The mobile app economy is growing fast, but is it growing fast enough? In the first half of 2010, sales of smartphone apps worldwide generated $2.2 billion in revenue compared with $1.7 billion in the whole of 2009, according to a new study by analysts at research2guidance.
If we assume there are 100,000 active app developers worldwide, that amounts to just $22,000 revenue per developer in the first half of 2010. If you take out the 30% levied by the typical app store, developers will have made an average of just $15,400 apiece. Take out their development costs and that doesn’t leave much in profit.
Of course, developers may have other sources of revenue beyond straightforward apps sales. Some will have been commissioned to create free apps as adverts or promotional services for big companies, while others will be pursuing the “freemium” model, creating free mobile apps to promote their own paid-for software or content on other media.

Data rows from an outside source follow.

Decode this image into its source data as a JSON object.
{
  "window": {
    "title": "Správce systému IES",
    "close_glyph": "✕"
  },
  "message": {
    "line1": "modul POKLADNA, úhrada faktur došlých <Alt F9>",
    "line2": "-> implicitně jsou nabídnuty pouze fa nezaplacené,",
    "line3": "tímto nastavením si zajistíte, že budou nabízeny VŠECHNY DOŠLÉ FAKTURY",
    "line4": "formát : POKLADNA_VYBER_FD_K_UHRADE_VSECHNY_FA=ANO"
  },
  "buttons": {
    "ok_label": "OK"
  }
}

And there will also be some in-app advertising revenue to add into the mix.
Indeed, Juniper Research forecast recently that total mobile apps-related revenues (encompassing pay-per-download sales, value-added services and advertising) will reach $32 billion by 2015. If the global active developer community is still 100,000 strong by 2015, that would mean the average developer would be generating $320,000 in annual revenues before paying commission to app stores, ad-brokers and other elements of the ecosystem. That would appear to put the mobile app community on a more commercially-sustainable footing.
Deflationary forces at work
But it isn’t yet clear whether the rapid growth in the app economy envisaged by Juniper and other analysts will be disrupted once the widespread usage of HTML5 makes it viable to run sophisticated web apps in mobile browsers, removing the need for actual downloads and app stores. Whereas app stores have had some success in reinstating the notion that content and software isn’t always free, people tend to shirk away from web sites that charge for their content or services. Rupert Murdoch’s News Corp., one of the world’s leading newspaper groups, is trying to change that by putting a pay wall in front of some of its online articles, but many commentators are pessimistic about its chances, while news from other sources is free.
Moreover, another potentially deflationary force is the continued corporate conquest of the apps market. Popular practical apps, such as fitness trainers or share price trackers, are increasingly likely to be sponsored or developed by big brands, such as Nike or Google, putting downward pressure on the prices independent, self-sustaining apps can charge. Only 12% of corporate mobile apps are designed to generate revenue, according to a study published by research2guidance in January.
Despite the bullish growth forecasts, I suspect the economics of the mobile apps market will remain pretty precarious for those developers without corporate sponsors through 2015 and beyond.